UK savers in their 50s are facing a significantly lower sum in their pension pots due to the pressures of the coronavirus pandemic.
Research by Legal & General Retail Retirement found that many people aged 50-59 decreased their pension savings by £175 ($226, €191), on average, during the lockdown months.
The sum, for many who contribute to a workplace defined contribution (DC) scheme, is the equivalent to opting out entirely.
The risk is that if they do not make payments again, they face losing as much as £100,000 when reaching age 75.
Legal & General provided a case study.
A 50-year-old earning the average UK wage of £30,566 a year, with a pension pot of £61,000 would be £98,680 worse off by the age of 75 if they never saved into their workplace pension again.
By opting out of payments, they would be left with a pension pot over a third smaller at £170,617, compared to the £269,297 they would amass if they maintained their regular monthly contributions.
This assumes that the individual continues to work full time up until their retirement age.
There will be losses to pension pots even if the scheme member stops contributions for a limited time, this ranges from around £2,000 if they don’t pay in for six months to nearly £8,500 if they stop for three years.
Securing a comfortable retirement
Chris Knight, chief executive of Legal & General Retail Retirement, said: “The pandemic has thrown millions of people’s retirement plans off course and has inevitably forced many of those struggling to make ends meet to opt-out of their workplace pension.
“For those in their fifties, stopping contributions now can have a big impact on their savings and ability to retire as planned.
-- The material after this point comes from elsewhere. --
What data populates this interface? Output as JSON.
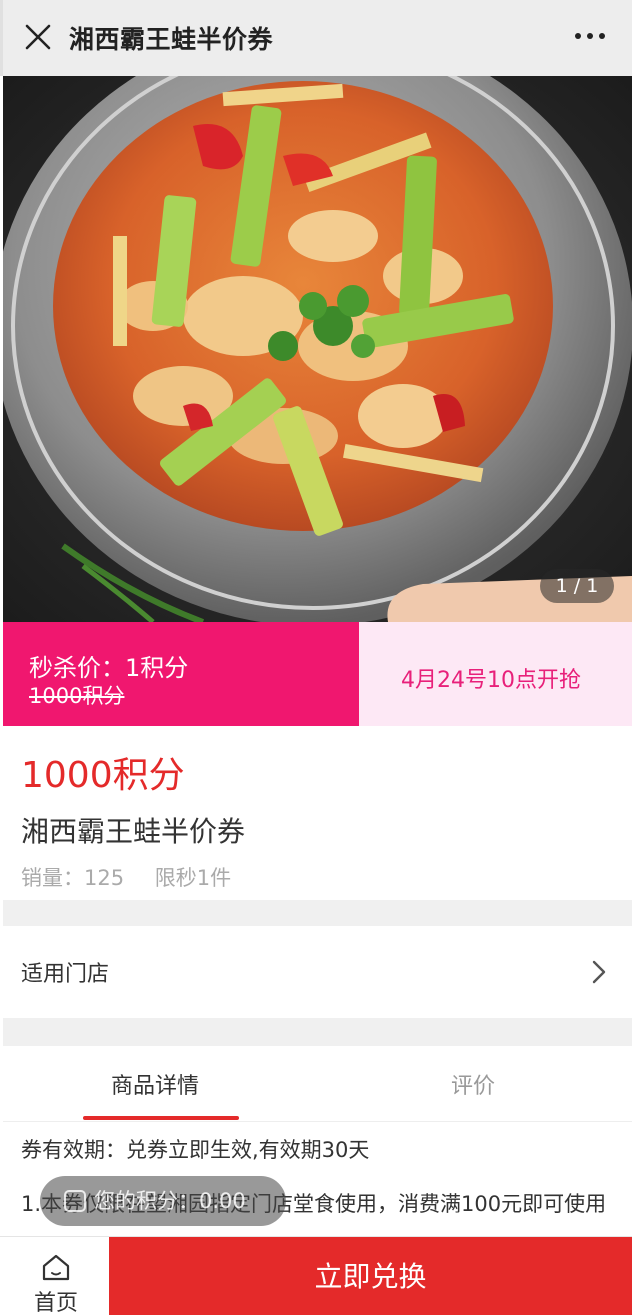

From our own research, we already know that that 1.5 million workers aged over 50 will delay their retirement as a direct result of the covid-19 pandemic, with workers who had been furloughed or taken a pay cut during the pandemic most likely to delay retirement.
“These are of course challenging times, but while it may be hard to look past current difficulties, it is important not to lose sight of the long-term benefits of saving into a pension to secure a comfortable retirement.
“Despite current circumstances proving challenging, we would urge those who have already saved something for retirement to maintain their contributions. Pausing them may be tempting, however people should explore every possible alternative before considering this.
“For those who have already taken the difficult choice to opt-out, our projections highlight how vital it is to prioritise enrolling back into the scheme as soon as they are able to do so, to limit the losses to their retirement fund.”